Provided records
----------------------------------------

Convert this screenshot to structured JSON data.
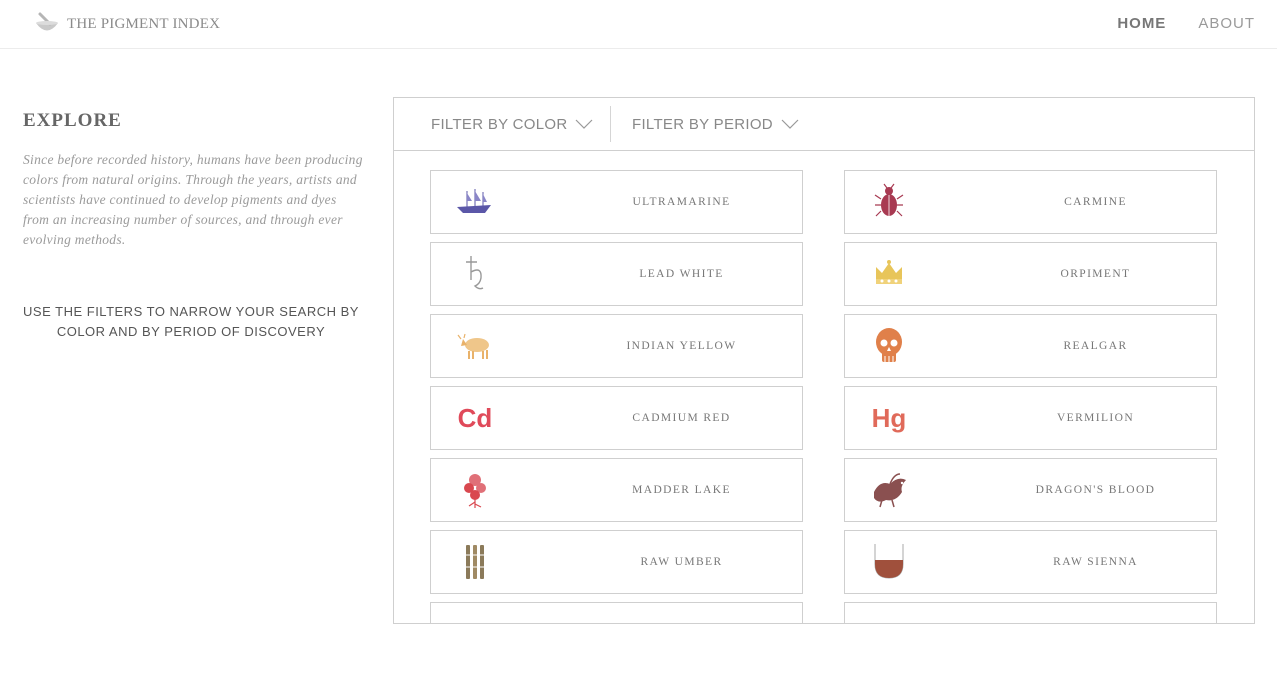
{
  "header": {
    "logo_text": "THE PIGMENT INDEX",
    "nav": {
      "home": "HOME",
      "about": "ABOUT"
    }
  },
  "explore": {
    "title": "EXPLORE",
    "description": "Since before recorded history, humans have been producing colors from natural origins. Through the years, artists and scientists have continued to develop pigments and dyes from an increasing number of sources, and through ever evolving methods.",
    "hint_line1": "USE THE FILTERS TO NARROW YOUR SEARCH BY",
    "hint_line2": "COLOR AND BY PERIOD OF DISCOVERY"
  },
  "filters": {
    "color_label": "FILTER BY COLOR",
    "period_label": "FILTER BY PERIOD"
  },
  "pigments": [
    {
      "name": "ULTRAMARINE",
      "icon": "ship-icon",
      "color": "#5b57a8"
    },
    {
      "name": "CARMINE",
      "icon": "beetle-icon",
      "color": "#a83a52"
    },
    {
      "name": "LEAD WHITE",
      "icon": "saturn-symbol-icon",
      "color": "#999999"
    },
    {
      "name": "ORPIMENT",
      "icon": "crown-icon",
      "color": "#e8c55a"
    },
    {
      "name": "INDIAN YELLOW",
      "icon": "cow-icon",
      "color": "#e9b26a"
    },
    {
      "name": "REALGAR",
      "icon": "skull-icon",
      "color": "#e0804a"
    },
    {
      "name": "CADMIUM RED",
      "icon": "cd-element-icon",
      "symbol": "Cd",
      "color": "#e04a5a"
    },
    {
      "name": "VERMILION",
      "icon": "hg-element-icon",
      "symbol": "Hg",
      "color": "#e06a5a"
    },
    {
      "name": "MADDER LAKE",
      "icon": "madder-flower-icon",
      "color": "#d9484f"
    },
    {
      "name": "DRAGON'S BLOOD",
      "icon": "dragon-icon",
      "color": "#8a5050"
    },
    {
      "name": "RAW UMBER",
      "icon": "brushes-icon",
      "color": "#8b7a5a"
    },
    {
      "name": "RAW SIENNA",
      "icon": "cup-icon",
      "color": "#a0503c"
    },
    {
      "name": "",
      "icon": "partial-icon",
      "color": "#999999"
    },
    {
      "name": "",
      "icon": "partial-blue-icon",
      "color": "#4a5aa8"
    }
  ]
}
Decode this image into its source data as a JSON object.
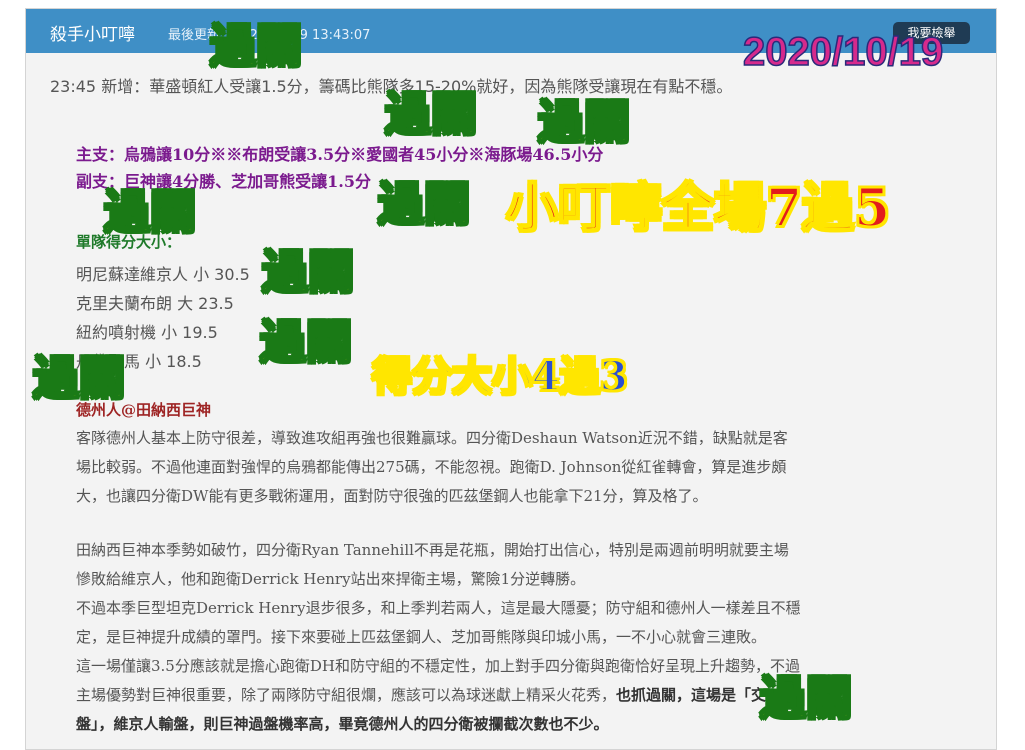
{
  "header": {
    "title": "殺手小叮嚀",
    "updated": "最後更新：2020/10/19 13:43:07",
    "report_button": "我要檢舉"
  },
  "content": {
    "update_note": "23:45 新增：華盛頓紅人受讓1.5分，籌碼比熊隊多15-20%就好，因為熊隊受讓現在有點不穩。",
    "main_pick": "主支：烏鴉讓10分※※布朗受讓3.5分※愛國者45小分※海豚場46.5小分",
    "sub_pick": "副支：巨神讓4分勝、芝加哥熊受讓1.5分",
    "totals_heading": "單隊得分大小：",
    "totals": [
      "明尼蘇達維京人 小 30.5",
      "克里夫蘭布朗 大 23.5",
      "紐約噴射機 小 19.5",
      "丹佛野馬 小 18.5"
    ],
    "matchup_heading": "德州人@田納西巨神",
    "paragraphs": [
      "客隊德州人基本上防守很差，導致進攻組再強也很難贏球。四分衛Deshaun Watson近況不錯，缺點就是客",
      "場比較弱。不過他連面對強悍的烏鴉都能傳出275碼，不能忽視。跑衛D. Johnson從紅雀轉會，算是進步頗",
      "大，也讓四分衛DW能有更多戰術運用，面對防守很強的匹茲堡鋼人也能拿下21分，算及格了。",
      "田納西巨神本季勢如破竹，四分衛Ryan Tannehill不再是花瓶，開始打出信心，特別是兩週前明明就要主場",
      "慘敗給維京人，他和跑衛Derrick Henry站出來捍衛主場，驚險1分逆轉勝。",
      "不過本季巨型坦克Derrick Henry退步很多，和上季判若兩人，這是最大隱憂；防守組和德州人一樣差且不穩",
      "定，是巨神提升成績的罩門。接下來要碰上匹茲堡鋼人、芝加哥熊隊與印城小馬，一不小心就會三連敗。",
      "這一場僅讓3.5分應該就是擔心跑衛DH和防守組的不穩定性，加上對手四分衛與跑衛恰好呈現上升趨勢，不過",
      "主場優勢對巨神很重要，除了兩隊防守組很爛，應該可以為球迷獻上精采火花秀，"
    ],
    "bold_tail": "也抓過關，這場是「交叉",
    "bold_line": "盤」，維京人輸盤，則巨神過盤機率高，畢竟德州人的四分衛被攔截次數也不少。"
  },
  "overlays": {
    "date": "2020/10/19",
    "pass": "過關",
    "headline": "小叮嚀全場7過5",
    "score_note": "得分大小4過3"
  }
}
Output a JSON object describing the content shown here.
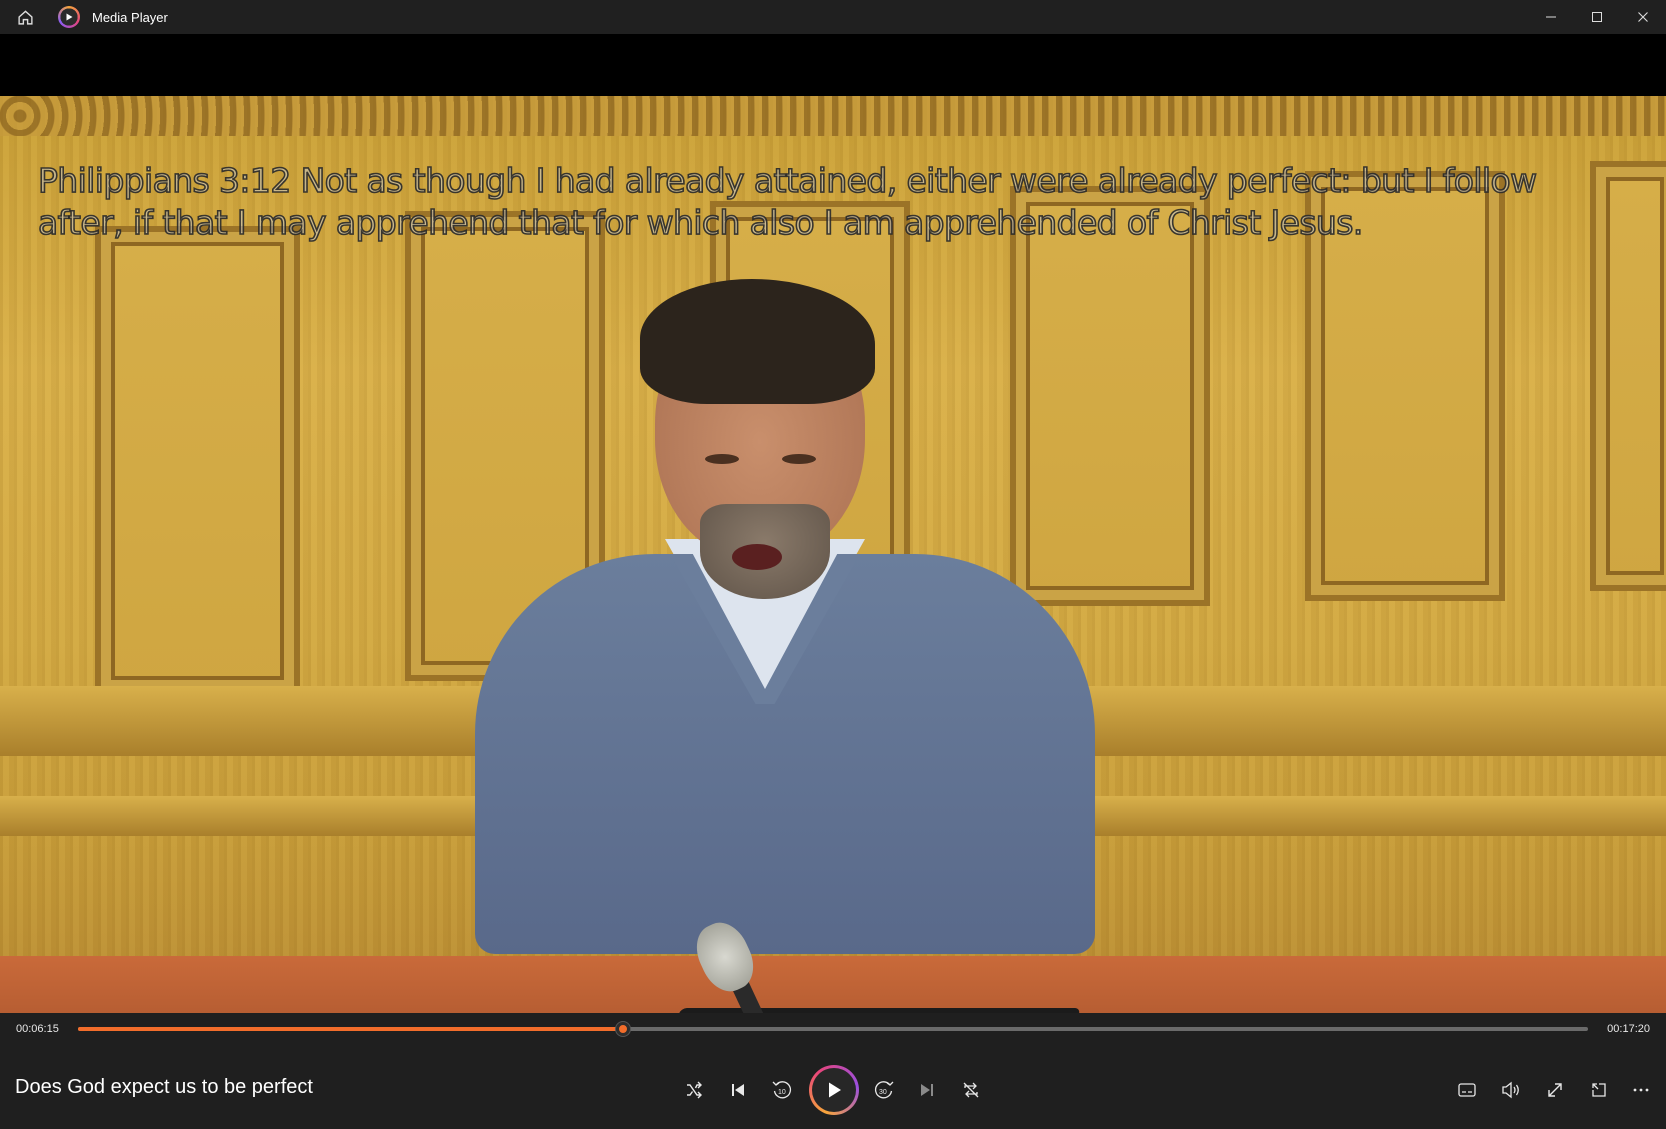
{
  "window": {
    "title": "Media Player"
  },
  "video": {
    "subtitle": "Philippians 3:12  Not as though I had already attained, either were already perfect: but I follow after, if that I may apprehend that for which also I am apprehended of Christ Jesus."
  },
  "playback": {
    "current_time": "00:06:15",
    "total_time": "00:17:20",
    "progress": 0.361,
    "accent_color": "#f26d2b"
  },
  "now_playing": {
    "title": "Does God expect us to be perfect"
  },
  "controls": {
    "center": [
      "shuffle-icon",
      "previous-icon",
      "rewind-10-icon",
      "play-icon",
      "forward-30-icon",
      "next-icon",
      "repeat-off-icon"
    ],
    "right": [
      "subtitles-icon",
      "volume-icon",
      "fullscreen-icon",
      "mini-player-icon",
      "more-icon"
    ],
    "rewind_seconds": "10",
    "forward_seconds": "30"
  }
}
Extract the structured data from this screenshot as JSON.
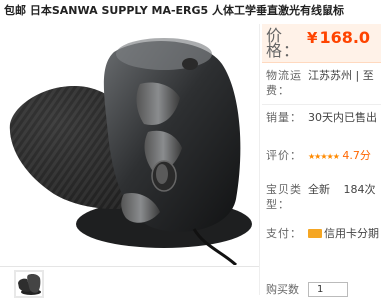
{
  "product": {
    "title": "包邮 日本SANWA SUPPLY MA-ERG5 人体工学垂直激光有线鼠标"
  },
  "details": {
    "price_label": "价格：",
    "price_currency": "¥",
    "price_value": "168.0",
    "shipping_label": "物流运费：",
    "shipping_value": "江苏苏州 | 至",
    "sales_label": "销量：",
    "sales_value": "30天内已售出",
    "rating_label": "评价：",
    "rating_stars": "★★★★★",
    "rating_value": "4.7分",
    "type_label": "宝贝类型：",
    "type_value": "全新",
    "type_count": "184次",
    "payment_label": "支付：",
    "payment_value": "信用卡分期",
    "quantity_label": "购买数",
    "quantity_value": "1"
  },
  "icons": {
    "payment": "credit-card-icon"
  },
  "colors": {
    "price": "#ff4400",
    "price_background": "#fff2e8",
    "stars": "#ff8a00"
  }
}
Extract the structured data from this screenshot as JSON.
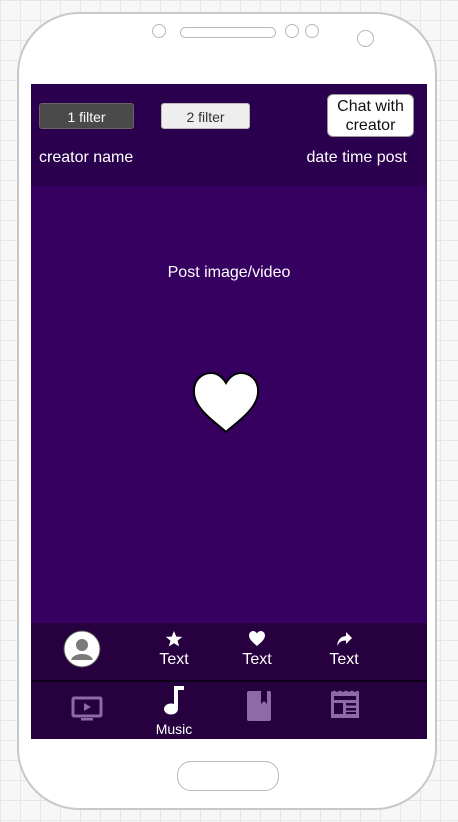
{
  "header": {
    "filter1_label": "1 filter",
    "filter2_label": "2 filter",
    "chat_label": "Chat with creator",
    "creator_name": "creator name",
    "date_time": "date time post"
  },
  "post": {
    "media_label": "Post image/video"
  },
  "actions": {
    "favorite_label": "Text",
    "like_label": "Text",
    "share_label": "Text"
  },
  "nav": {
    "music_label": "Music"
  },
  "colors": {
    "screen_bg": "#350060",
    "header_bg": "#2b004e",
    "bar_bg": "#27003f",
    "icon_inactive": "#8e6aa7"
  },
  "icons": [
    "avatar-icon",
    "star-icon",
    "heart-icon",
    "share-icon",
    "tv-icon",
    "music-note-icon",
    "book-icon",
    "newspaper-icon"
  ]
}
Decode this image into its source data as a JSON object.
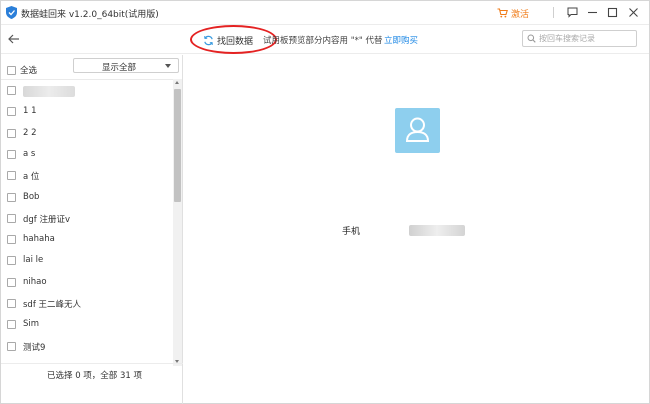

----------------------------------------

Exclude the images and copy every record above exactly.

Solution to this task
Convert this screenshot to structured JSON data.
{
  "header": {
    "logo_text": "THE PIGMENT INDEX",
    "nav": {
      "home": "HOME",
      "about": "ABOUT"
    }
  },
  "explore": {
    "title": "EXPLORE",
    "description": "Since before recorded history, humans have been producing colors from natural origins. Through the years, artists and scientists have continued to develop pigments and dyes from an increasing number of sources, and through ever evolving methods.",
    "hint_line1": "USE THE FILTERS TO NARROW YOUR SEARCH BY",
    "hint_line2": "COLOR AND BY PERIOD OF DISCOVERY"
  },
  "filters": {
    "color_label": "FILTER BY COLOR",
    "period_label": "FILTER BY PERIOD"
  },
  "pigments": [
    {
      "name": "ULTRAMARINE",
      "icon": "ship-icon",
      "color": "#5b57a8"
    },
    {
      "name": "CARMINE",
      "icon": "beetle-icon",
      "color": "#a83a52"
    },
    {
      "name": "LEAD WHITE",
      "icon": "saturn-symbol-icon",
      "color": "#999999"
    },
    {
      "name": "ORPIMENT",
      "icon": "crown-icon",
      "color": "#e8c55a"
    },
    {
      "name": "INDIAN YELLOW",
      "icon": "cow-icon",
      "color": "#e9b26a"
    },
    {
      "name": "REALGAR",
      "icon": "skull-icon",
      "color": "#e0804a"
    },
    {
      "name": "CADMIUM RED",
      "icon": "cd-element-icon",
      "symbol": "Cd",
      "color": "#e04a5a"
    },
    {
      "name": "VERMILION",
      "icon": "hg-element-icon",
      "symbol": "Hg",
      "color": "#e06a5a"
    },
    {
      "name": "MADDER LAKE",
      "icon": "madder-flower-icon",
      "color": "#d9484f"
    },
    {
      "name": "DRAGON'S BLOOD",
      "icon": "dragon-icon",
      "color": "#8a5050"
    },
    {
      "name": "RAW UMBER",
      "icon": "brushes-icon",
      "color": "#8b7a5a"
    },
    {
      "name": "RAW SIENNA",
      "icon": "cup-icon",
      "color": "#a0503c"
    },
    {
      "name": "",
      "icon": "partial-icon",
      "color": "#999999"
    },
    {
      "name": "",
      "icon": "partial-blue-icon",
      "color": "#4a5aa8"
    }
  ]
}
Decode this image into its source data as a JSON object.
{
  "header": {
    "title": "殺手小叮嚀",
    "updated": "最後更新：2020/10/19 13:43:07",
    "report_button": "我要檢舉"
  },
  "content": {
    "update_note": "23:45 新增：華盛頓紅人受讓1.5分，籌碼比熊隊多15-20%就好，因為熊隊受讓現在有點不穩。",
    "main_pick": "主支：烏鴉讓10分※※布朗受讓3.5分※愛國者45小分※海豚場46.5小分",
    "sub_pick": "副支：巨神讓4分勝、芝加哥熊受讓1.5分",
    "totals_heading": "單隊得分大小：",
    "totals": [
      "明尼蘇達維京人 小 30.5",
      "克里夫蘭布朗 大 23.5",
      "紐約噴射機 小 19.5",
      "丹佛野馬 小 18.5"
    ],
    "matchup_heading": "德州人@田納西巨神",
    "paragraphs": [
      "客隊德州人基本上防守很差，導致進攻組再強也很難贏球。四分衛Deshaun Watson近況不錯，缺點就是客",
      "場比較弱。不過他連面對強悍的烏鴉都能傳出275碼，不能忽視。跑衛D. Johnson從紅雀轉會，算是進步頗",
      "大，也讓四分衛DW能有更多戰術運用，面對防守很強的匹茲堡鋼人也能拿下21分，算及格了。",
      "田納西巨神本季勢如破竹，四分衛Ryan Tannehill不再是花瓶，開始打出信心，特別是兩週前明明就要主場",
      "慘敗給維京人，他和跑衛Derrick Henry站出來捍衛主場，驚險1分逆轉勝。",
      "不過本季巨型坦克Derrick Henry退步很多，和上季判若兩人，這是最大隱憂；防守組和德州人一樣差且不穩",
      "定，是巨神提升成績的罩門。接下來要碰上匹茲堡鋼人、芝加哥熊隊與印城小馬，一不小心就會三連敗。",
      "這一場僅讓3.5分應該就是擔心跑衛DH和防守組的不穩定性，加上對手四分衛與跑衛恰好呈現上升趨勢，不過",
      "主場優勢對巨神很重要，除了兩隊防守組很爛，應該可以為球迷獻上精采火花秀，"
    ],
    "bold_tail": "也抓過關，這場是「交叉",
    "bold_line": "盤」，維京人輸盤，則巨神過盤機率高，畢竟德州人的四分衛被攔截次數也不少。"
  },
  "overlays": {
    "date": "2020/10/19",
    "pass": "過關",
    "headline": "小叮嚀全場7過5",
    "score_note": "得分大小4過3"
  }
}
Output a JSON object describing the content shown here.
{
  "window": {
    "title": "Media Player"
  },
  "video": {
    "subtitle": "Philippians 3:12  Not as though I had already attained, either were already perfect: but I follow after, if that I may apprehend that for which also I am apprehended of Christ Jesus."
  },
  "playback": {
    "current_time": "00:06:15",
    "total_time": "00:17:20",
    "progress": 0.361,
    "accent_color": "#f26d2b"
  },
  "now_playing": {
    "title": "Does God expect us to be perfect"
  },
  "controls": {
    "center": [
      "shuffle-icon",
      "previous-icon",
      "rewind-10-icon",
      "play-icon",
      "forward-30-icon",
      "next-icon",
      "repeat-off-icon"
    ],
    "right": [
      "subtitles-icon",
      "volume-icon",
      "fullscreen-icon",
      "mini-player-icon",
      "more-icon"
    ],
    "rewind_seconds": "10",
    "forward_seconds": "30"
  }
}
Extract the structured data from this screenshot as JSON.
{
  "product": {
    "title": "包邮 日本SANWA SUPPLY MA-ERG5 人体工学垂直激光有线鼠标"
  },
  "details": {
    "price_label": "价格：",
    "price_currency": "¥",
    "price_value": "168.0",
    "shipping_label": "物流运费：",
    "shipping_value": "江苏苏州 | 至",
    "sales_label": "销量：",
    "sales_value": "30天内已售出",
    "rating_label": "评价：",
    "rating_stars": "★★★★★",
    "rating_value": "4.7分",
    "type_label": "宝贝类型：",
    "type_value": "全新",
    "type_count": "184次",
    "payment_label": "支付：",
    "payment_value": "信用卡分期",
    "quantity_label": "购买数",
    "quantity_value": "1"
  },
  "icons": {
    "payment": "credit-card-icon"
  },
  "colors": {
    "price": "#ff4400",
    "price_background": "#fff2e8",
    "stars": "#ff8a00"
  }
}
Extract the structured data from this screenshot as JSON.
{
  "header": {
    "filter1_label": "1 filter",
    "filter2_label": "2 filter",
    "chat_label": "Chat with creator",
    "creator_name": "creator name",
    "date_time": "date time post"
  },
  "post": {
    "media_label": "Post image/video"
  },
  "actions": {
    "favorite_label": "Text",
    "like_label": "Text",
    "share_label": "Text"
  },
  "nav": {
    "music_label": "Music"
  },
  "colors": {
    "screen_bg": "#350060",
    "header_bg": "#2b004e",
    "bar_bg": "#27003f",
    "icon_inactive": "#8e6aa7"
  },
  "icons": [
    "avatar-icon",
    "star-icon",
    "heart-icon",
    "share-icon",
    "tv-icon",
    "music-note-icon",
    "book-icon",
    "newspaper-icon"
  ]
}
Decode this image into its source data as a JSON object.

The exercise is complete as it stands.